Identify your pet
We recommend both micro-chipping your pet and also having a second form of ID on the animal in case your pet is found by someone without access to a scanner. Be sure update information on tags and with the microchip registry!
Post a free rescue alert ASPCA sticker letting authorities know there are animals inside your residence. http://www.aspca.org/pet-care/disaster-preparedness.
Decide where you’d take a pet in the event you have to leave home. Don’t surprise a neighbor or family member - pre-notification will be appreciated. Not all Red Cross shelters accept pets, so you may need to look for hotels that accept pets.
Create a kit
Consider keeping an emergency bag for your pet, just like you would for the other members of your household. It should include items needed needed for the first few days following a weather event or other disaster.
- Crate or restraint device for each pet
- 3-day supply of food and water (check expiration dates and include can opener if necessary.
- Emergency contact info: your vet and emergency clinic, as well as other family doctor contacts.
- First aid kit
- Medications, prescriptions and corresponding information in case refills are needed
- Collar and spare ID tags/photos in case a pet is lost
- Litter, pan, and scoop (for cats)
- Muzzle (particularly for larger dogs) - Stressful situations test even the mildest temperament; muzzles protect the pet and those around them, such as emergency responders.
- Newspaper/paper towels/bags to dispose of waste, trash bags.
- Blanket or pillowcase to restrain a cat.
- Flashlight with batteries in waterproof case
Label your kit clearly, in case you’re separated.
Assess your surroundings
- Inspect your yard and neighborhood before letting your pet outside. Could there be power lines down, flooded areas or debris?
- Pets will pick up on your emotions.
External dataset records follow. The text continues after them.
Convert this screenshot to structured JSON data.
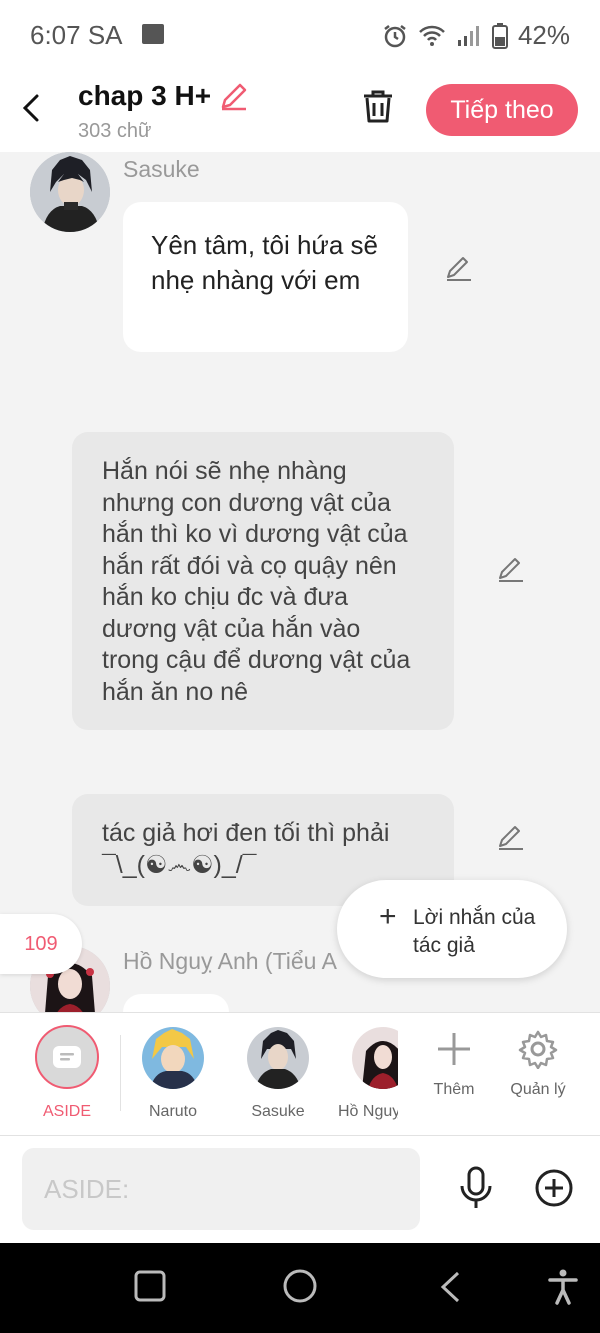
{
  "status_bar": {
    "time": "6:07 SA",
    "battery": "42%"
  },
  "header": {
    "title": "chap 3 H+",
    "word_count": "303 chữ",
    "next_label": "Tiếp theo"
  },
  "messages": [
    {
      "sender": "Sasuke",
      "text": "Yên tâm, tôi hứa sẽ nhẹ nhàng với em"
    },
    {
      "type": "aside",
      "text": "Hắn nói sẽ nhẹ nhàng nhưng con dương vật của hắn thì ko vì dương vật của hắn rất đói và cọ quậy nên hắn ko chịu đc và đưa dương vật của hắn vào trong cậu để dương vật của hắn ăn no nê"
    },
    {
      "type": "aside",
      "text": "tác giả hơi đen tối thì phải ¯\\_(☯෴☯)_/¯"
    },
    {
      "sender": "Hồ Nguỵ Anh (Tiểu A"
    }
  ],
  "count_badge": "109",
  "author_note_label": "Lời nhắn của tác giả",
  "characters": [
    {
      "name": "ASIDE",
      "active": true
    },
    {
      "name": "Naruto"
    },
    {
      "name": "Sasuke"
    },
    {
      "name": "Hồ Nguỵ"
    }
  ],
  "actions": {
    "add_label": "Thêm",
    "manage_label": "Quản lý"
  },
  "input": {
    "placeholder": "ASIDE:"
  },
  "colors": {
    "accent": "#f05b72",
    "background": "#f3f3f3",
    "aside_bubble": "#e8e8e8"
  },
  "icons": [
    "back-icon",
    "pencil-icon",
    "trash-icon",
    "edit-icon",
    "plus-icon",
    "gear-icon",
    "mic-icon",
    "add-circle-icon",
    "square-icon",
    "circle-icon",
    "triangle-back-icon",
    "accessibility-icon"
  ]
}
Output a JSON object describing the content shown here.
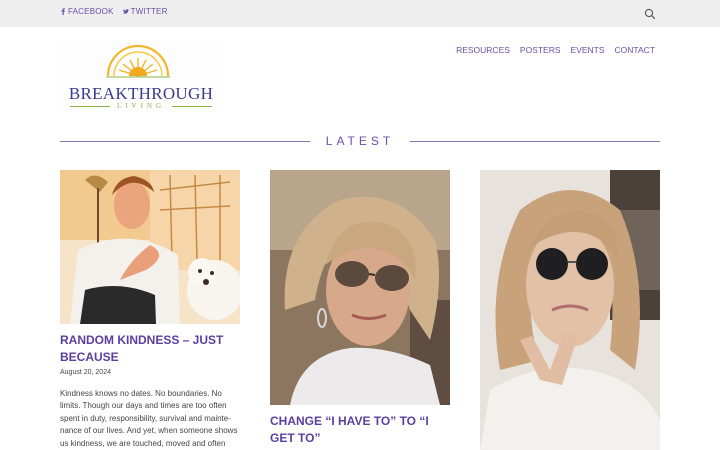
{
  "topbar": {
    "facebook_label": "FACEBOOK",
    "twitter_label": "TWITTER",
    "facebook_icon": "facebook-icon",
    "twitter_icon": "twitter-icon",
    "search_icon": "search-icon"
  },
  "logo": {
    "main_text": "BREAKTHROUGH",
    "sub_text": "LIVING"
  },
  "nav": {
    "items": [
      "RESOURCES",
      "POSTERS",
      "EVENTS",
      "CONTACT"
    ]
  },
  "section": {
    "title": "LATEST"
  },
  "posts": [
    {
      "title": "RANDOM KINDNESS – JUST BECAUSE",
      "date": "August 20, 2024",
      "excerpt": "Kindness knows no dates. No boundaries. No limits. Though our days and times are too often spent in duty, responsibility, survival and mainte-nance of our lives. And yet, when someone shows us kindness, we are touched, moved and often feel undeserving."
    },
    {
      "title": "CHANGE “I HAVE TO” TO “I GET TO”"
    },
    {}
  ],
  "colors": {
    "accent": "#6a4fa3",
    "title": "#5b3fa0",
    "topbar_bg": "#eeeeee"
  }
}
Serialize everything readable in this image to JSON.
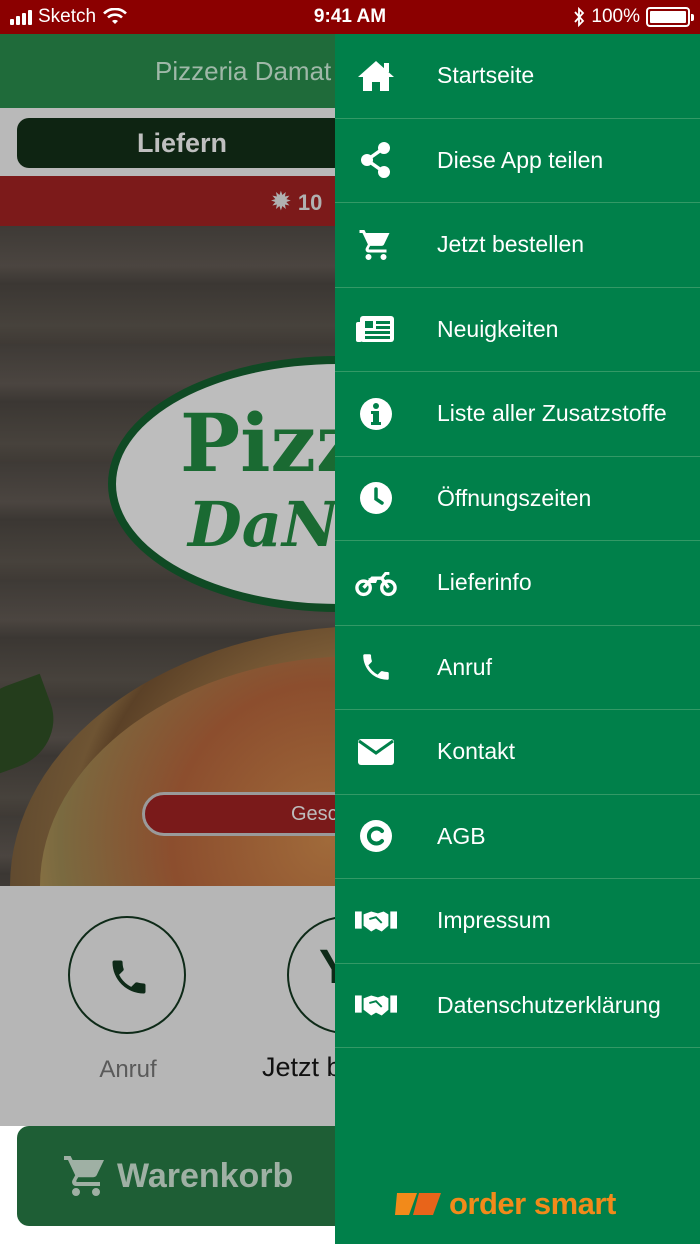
{
  "status_bar": {
    "carrier": "Sketch",
    "time": "9:41 AM",
    "battery": "100%"
  },
  "app": {
    "header_title": "Pizzeria Damat",
    "tab_delivery": "Liefern",
    "promo_text": "10",
    "logo_line1": "Pizz",
    "logo_line2": "DaN",
    "status_pill": "Gesc",
    "action_call_label": "Anruf",
    "action_order_label": "Jetzt b",
    "cart_label": "Warenkorb"
  },
  "drawer": {
    "items": [
      {
        "label": "Startseite",
        "icon": "home-icon"
      },
      {
        "label": "Diese App teilen",
        "icon": "share-icon"
      },
      {
        "label": "Jetzt bestellen",
        "icon": "cart-icon"
      },
      {
        "label": "Neuigkeiten",
        "icon": "newspaper-icon"
      },
      {
        "label": "Liste aller Zusatzstoffe",
        "icon": "info-icon"
      },
      {
        "label": "Öffnungszeiten",
        "icon": "clock-icon"
      },
      {
        "label": "Lieferinfo",
        "icon": "motorcycle-icon"
      },
      {
        "label": "Anruf",
        "icon": "phone-icon"
      },
      {
        "label": "Kontakt",
        "icon": "envelope-icon"
      },
      {
        "label": "AGB",
        "icon": "copyright-icon"
      },
      {
        "label": "Impressum",
        "icon": "handshake-icon"
      },
      {
        "label": "Datenschutzerklärung",
        "icon": "handshake-icon"
      }
    ],
    "brand": "order smart"
  },
  "colors": {
    "drawer_bg": "#00804a",
    "status_bar_bg": "#8b0000",
    "brand_orange": "#f28a1a"
  }
}
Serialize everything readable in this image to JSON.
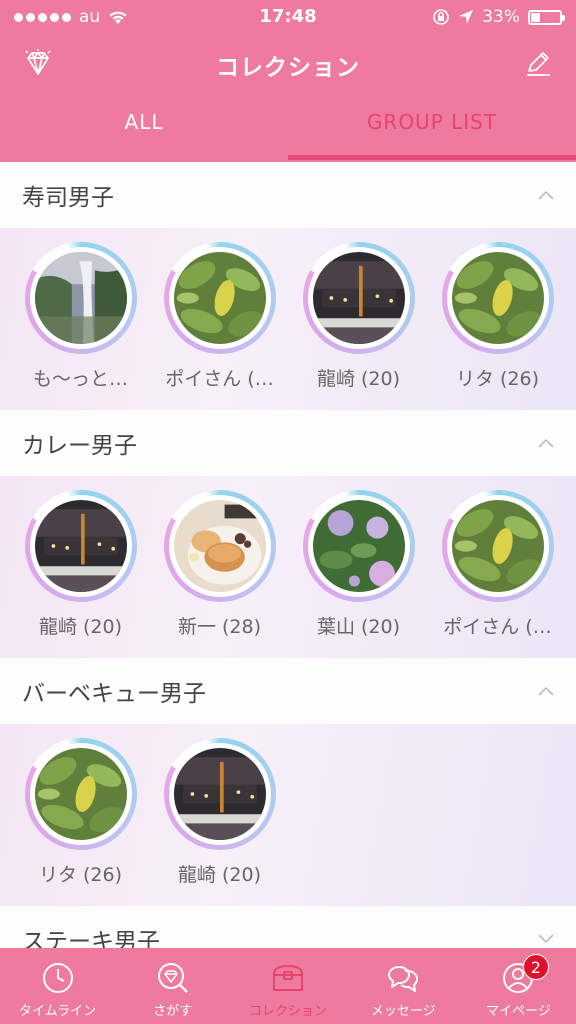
{
  "status": {
    "carrier": "au",
    "time": "17:48",
    "battery": "33%",
    "battery_level": 0.33
  },
  "nav": {
    "title": "コレクション",
    "left_icon": "diamond-icon",
    "right_icon": "edit-icon"
  },
  "tabs": [
    {
      "label": "ALL",
      "active": false
    },
    {
      "label": "GROUP LIST",
      "active": true
    }
  ],
  "groups": [
    {
      "name": "寿司男子",
      "expanded": true,
      "members": [
        {
          "name": "も〜っと…",
          "photo": "waterfall"
        },
        {
          "name": "ポイさん (…",
          "photo": "leaves"
        },
        {
          "name": "龍崎 (20)",
          "photo": "night"
        },
        {
          "name": "リタ (26)",
          "photo": "leaves"
        }
      ]
    },
    {
      "name": "カレー男子",
      "expanded": true,
      "members": [
        {
          "name": "龍崎 (20)",
          "photo": "night"
        },
        {
          "name": "新一 (28)",
          "photo": "pancake"
        },
        {
          "name": "葉山 (20)",
          "photo": "hydrangea"
        },
        {
          "name": "ポイさん (…",
          "photo": "leaves"
        }
      ]
    },
    {
      "name": "バーベキュー男子",
      "expanded": true,
      "members": [
        {
          "name": "リタ (26)",
          "photo": "leaves"
        },
        {
          "name": "龍崎 (20)",
          "photo": "night"
        }
      ]
    },
    {
      "name": "ステーキ男子",
      "expanded": false,
      "members": []
    }
  ],
  "tabbar": [
    {
      "label": "タイムライン",
      "icon": "clock-icon"
    },
    {
      "label": "さがす",
      "icon": "diamond-search-icon"
    },
    {
      "label": "コレクション",
      "icon": "chest-icon",
      "active": true
    },
    {
      "label": "メッセージ",
      "icon": "chat-icon"
    },
    {
      "label": "マイページ",
      "icon": "user-icon",
      "badge": "2"
    }
  ],
  "colors": {
    "header": "#ee7a9d",
    "accent": "#e8436f",
    "badge": "#e0102b"
  }
}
Be prepared for behavior issues if you’re suddenly confined in the closet with a mastiff and kitten that don’t get along.
Texas animal health commission – www.TAHC.texas.gov